» Records:
§ §
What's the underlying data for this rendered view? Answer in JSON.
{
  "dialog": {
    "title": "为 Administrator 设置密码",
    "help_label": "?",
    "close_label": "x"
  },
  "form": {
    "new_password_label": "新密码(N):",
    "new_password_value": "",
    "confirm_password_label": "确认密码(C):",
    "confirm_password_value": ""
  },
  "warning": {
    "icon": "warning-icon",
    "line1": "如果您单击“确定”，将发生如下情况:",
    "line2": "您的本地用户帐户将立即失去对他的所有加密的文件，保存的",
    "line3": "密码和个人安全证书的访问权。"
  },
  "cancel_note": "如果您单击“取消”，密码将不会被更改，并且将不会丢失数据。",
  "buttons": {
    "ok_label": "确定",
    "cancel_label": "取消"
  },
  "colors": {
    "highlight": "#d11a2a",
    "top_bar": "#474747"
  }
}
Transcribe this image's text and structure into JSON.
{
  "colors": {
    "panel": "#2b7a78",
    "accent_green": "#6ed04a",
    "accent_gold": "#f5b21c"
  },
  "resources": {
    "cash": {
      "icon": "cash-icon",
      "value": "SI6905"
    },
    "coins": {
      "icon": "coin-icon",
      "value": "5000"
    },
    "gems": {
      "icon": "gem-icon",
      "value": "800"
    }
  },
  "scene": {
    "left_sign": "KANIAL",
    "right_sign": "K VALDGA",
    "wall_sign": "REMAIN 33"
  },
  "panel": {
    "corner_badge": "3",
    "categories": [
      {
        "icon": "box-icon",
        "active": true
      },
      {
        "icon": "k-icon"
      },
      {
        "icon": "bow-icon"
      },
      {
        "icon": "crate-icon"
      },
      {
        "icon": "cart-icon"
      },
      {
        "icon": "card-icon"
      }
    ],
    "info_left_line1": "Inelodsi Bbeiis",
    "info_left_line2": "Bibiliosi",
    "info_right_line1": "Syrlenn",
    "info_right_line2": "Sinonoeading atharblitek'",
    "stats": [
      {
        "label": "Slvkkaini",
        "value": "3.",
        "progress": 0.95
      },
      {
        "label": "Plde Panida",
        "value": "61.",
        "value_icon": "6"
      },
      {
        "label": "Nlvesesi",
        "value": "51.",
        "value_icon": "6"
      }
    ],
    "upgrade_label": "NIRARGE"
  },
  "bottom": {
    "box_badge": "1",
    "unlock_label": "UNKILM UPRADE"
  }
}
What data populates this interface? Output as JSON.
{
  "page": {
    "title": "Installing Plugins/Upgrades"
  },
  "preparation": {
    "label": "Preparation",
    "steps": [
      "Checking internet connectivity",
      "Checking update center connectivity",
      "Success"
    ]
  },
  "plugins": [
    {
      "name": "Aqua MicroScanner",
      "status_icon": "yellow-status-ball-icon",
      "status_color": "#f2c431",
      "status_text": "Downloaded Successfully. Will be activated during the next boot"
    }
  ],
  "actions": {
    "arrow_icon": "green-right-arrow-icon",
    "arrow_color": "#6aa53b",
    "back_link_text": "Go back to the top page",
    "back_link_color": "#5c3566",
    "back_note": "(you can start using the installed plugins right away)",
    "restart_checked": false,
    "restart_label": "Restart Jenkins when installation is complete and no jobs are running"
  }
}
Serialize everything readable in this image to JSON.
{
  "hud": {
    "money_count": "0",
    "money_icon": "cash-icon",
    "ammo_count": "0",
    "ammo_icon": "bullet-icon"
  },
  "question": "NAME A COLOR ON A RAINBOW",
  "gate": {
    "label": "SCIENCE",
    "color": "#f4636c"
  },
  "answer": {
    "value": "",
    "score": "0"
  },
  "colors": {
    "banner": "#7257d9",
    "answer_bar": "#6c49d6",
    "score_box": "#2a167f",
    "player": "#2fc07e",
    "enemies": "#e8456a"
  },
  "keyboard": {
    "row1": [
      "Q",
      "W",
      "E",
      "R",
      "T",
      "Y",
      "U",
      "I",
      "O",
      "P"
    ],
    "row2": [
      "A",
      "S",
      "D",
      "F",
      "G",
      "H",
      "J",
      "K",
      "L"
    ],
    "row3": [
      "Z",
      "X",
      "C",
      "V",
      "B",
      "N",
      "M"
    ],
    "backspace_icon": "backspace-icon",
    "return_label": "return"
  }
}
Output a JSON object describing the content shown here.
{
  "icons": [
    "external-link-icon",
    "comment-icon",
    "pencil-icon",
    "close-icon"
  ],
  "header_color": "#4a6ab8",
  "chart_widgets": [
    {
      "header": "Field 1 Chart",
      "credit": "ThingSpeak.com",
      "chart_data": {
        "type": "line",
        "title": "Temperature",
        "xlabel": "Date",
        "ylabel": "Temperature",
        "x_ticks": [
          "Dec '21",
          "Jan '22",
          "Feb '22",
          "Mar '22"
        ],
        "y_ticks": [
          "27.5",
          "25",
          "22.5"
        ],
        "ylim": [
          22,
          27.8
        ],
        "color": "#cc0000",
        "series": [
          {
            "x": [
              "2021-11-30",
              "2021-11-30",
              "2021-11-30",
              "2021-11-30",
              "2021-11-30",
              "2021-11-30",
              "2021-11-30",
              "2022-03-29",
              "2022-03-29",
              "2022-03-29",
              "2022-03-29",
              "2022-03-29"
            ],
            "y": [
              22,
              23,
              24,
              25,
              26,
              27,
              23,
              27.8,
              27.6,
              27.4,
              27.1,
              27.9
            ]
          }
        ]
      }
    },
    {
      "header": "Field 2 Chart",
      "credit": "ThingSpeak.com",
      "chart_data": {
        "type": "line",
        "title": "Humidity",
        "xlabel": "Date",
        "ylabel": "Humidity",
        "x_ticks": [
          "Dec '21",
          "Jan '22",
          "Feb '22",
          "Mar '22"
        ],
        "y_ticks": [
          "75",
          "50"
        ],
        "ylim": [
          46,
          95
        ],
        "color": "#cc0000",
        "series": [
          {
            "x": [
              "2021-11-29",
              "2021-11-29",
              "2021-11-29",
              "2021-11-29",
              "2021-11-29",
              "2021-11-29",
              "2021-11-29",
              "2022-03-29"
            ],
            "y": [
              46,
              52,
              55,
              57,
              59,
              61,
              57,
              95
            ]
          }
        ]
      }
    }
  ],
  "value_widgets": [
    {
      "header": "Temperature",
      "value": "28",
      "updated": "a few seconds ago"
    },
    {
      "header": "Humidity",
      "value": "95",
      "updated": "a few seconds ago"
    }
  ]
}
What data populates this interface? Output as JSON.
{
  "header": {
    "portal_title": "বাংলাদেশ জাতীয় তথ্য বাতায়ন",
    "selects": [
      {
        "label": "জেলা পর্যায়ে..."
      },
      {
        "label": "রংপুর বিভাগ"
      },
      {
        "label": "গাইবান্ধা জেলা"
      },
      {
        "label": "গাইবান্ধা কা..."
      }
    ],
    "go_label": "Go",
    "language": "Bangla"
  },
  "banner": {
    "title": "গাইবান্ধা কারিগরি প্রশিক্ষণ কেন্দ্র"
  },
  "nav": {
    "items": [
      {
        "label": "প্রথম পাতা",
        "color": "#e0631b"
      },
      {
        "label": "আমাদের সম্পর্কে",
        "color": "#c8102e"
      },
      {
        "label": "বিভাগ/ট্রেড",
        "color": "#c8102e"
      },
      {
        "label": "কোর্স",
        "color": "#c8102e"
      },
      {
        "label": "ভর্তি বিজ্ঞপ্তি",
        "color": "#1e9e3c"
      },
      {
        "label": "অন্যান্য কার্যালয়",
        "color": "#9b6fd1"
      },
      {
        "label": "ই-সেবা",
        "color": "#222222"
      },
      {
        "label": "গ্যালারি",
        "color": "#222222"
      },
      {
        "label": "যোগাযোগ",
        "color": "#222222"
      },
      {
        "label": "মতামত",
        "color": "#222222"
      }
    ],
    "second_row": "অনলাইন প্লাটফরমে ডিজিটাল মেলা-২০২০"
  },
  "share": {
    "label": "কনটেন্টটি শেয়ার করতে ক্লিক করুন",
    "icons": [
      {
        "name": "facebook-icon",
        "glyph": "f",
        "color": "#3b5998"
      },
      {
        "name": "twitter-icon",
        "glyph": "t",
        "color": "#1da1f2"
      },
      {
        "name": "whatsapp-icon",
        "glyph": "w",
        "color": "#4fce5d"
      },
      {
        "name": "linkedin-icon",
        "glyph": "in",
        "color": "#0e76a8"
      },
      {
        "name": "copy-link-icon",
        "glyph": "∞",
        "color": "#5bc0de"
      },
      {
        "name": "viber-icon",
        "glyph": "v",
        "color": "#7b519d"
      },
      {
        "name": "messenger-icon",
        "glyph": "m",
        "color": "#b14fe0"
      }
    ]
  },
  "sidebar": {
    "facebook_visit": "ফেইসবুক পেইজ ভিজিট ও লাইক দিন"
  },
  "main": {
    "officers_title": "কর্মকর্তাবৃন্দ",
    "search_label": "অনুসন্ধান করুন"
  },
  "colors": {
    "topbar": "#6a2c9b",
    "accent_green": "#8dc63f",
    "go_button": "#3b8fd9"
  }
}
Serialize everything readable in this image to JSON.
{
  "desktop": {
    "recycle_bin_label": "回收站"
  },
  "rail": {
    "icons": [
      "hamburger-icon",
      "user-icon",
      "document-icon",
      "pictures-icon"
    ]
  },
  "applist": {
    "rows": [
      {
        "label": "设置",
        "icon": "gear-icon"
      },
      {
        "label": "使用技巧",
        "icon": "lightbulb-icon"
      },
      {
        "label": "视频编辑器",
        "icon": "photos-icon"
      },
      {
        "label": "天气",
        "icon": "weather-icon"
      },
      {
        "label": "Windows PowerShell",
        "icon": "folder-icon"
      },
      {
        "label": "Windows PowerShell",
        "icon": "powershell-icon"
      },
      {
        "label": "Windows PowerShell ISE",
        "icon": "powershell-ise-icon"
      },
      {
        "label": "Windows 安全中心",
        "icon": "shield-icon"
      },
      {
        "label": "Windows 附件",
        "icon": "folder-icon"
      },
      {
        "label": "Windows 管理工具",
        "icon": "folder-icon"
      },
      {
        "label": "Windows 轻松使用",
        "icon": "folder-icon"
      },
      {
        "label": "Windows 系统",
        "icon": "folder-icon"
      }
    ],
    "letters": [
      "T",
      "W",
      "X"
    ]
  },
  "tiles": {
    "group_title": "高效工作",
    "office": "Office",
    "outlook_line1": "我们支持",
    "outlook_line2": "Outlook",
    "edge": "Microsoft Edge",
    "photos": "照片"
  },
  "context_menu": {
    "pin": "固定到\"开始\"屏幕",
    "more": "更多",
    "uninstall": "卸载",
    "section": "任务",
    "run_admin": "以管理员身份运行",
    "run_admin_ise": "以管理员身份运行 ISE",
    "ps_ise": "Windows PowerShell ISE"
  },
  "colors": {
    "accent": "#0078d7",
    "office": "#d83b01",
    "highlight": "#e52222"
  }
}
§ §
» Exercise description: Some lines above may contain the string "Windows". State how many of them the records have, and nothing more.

» Output of the exercise: 9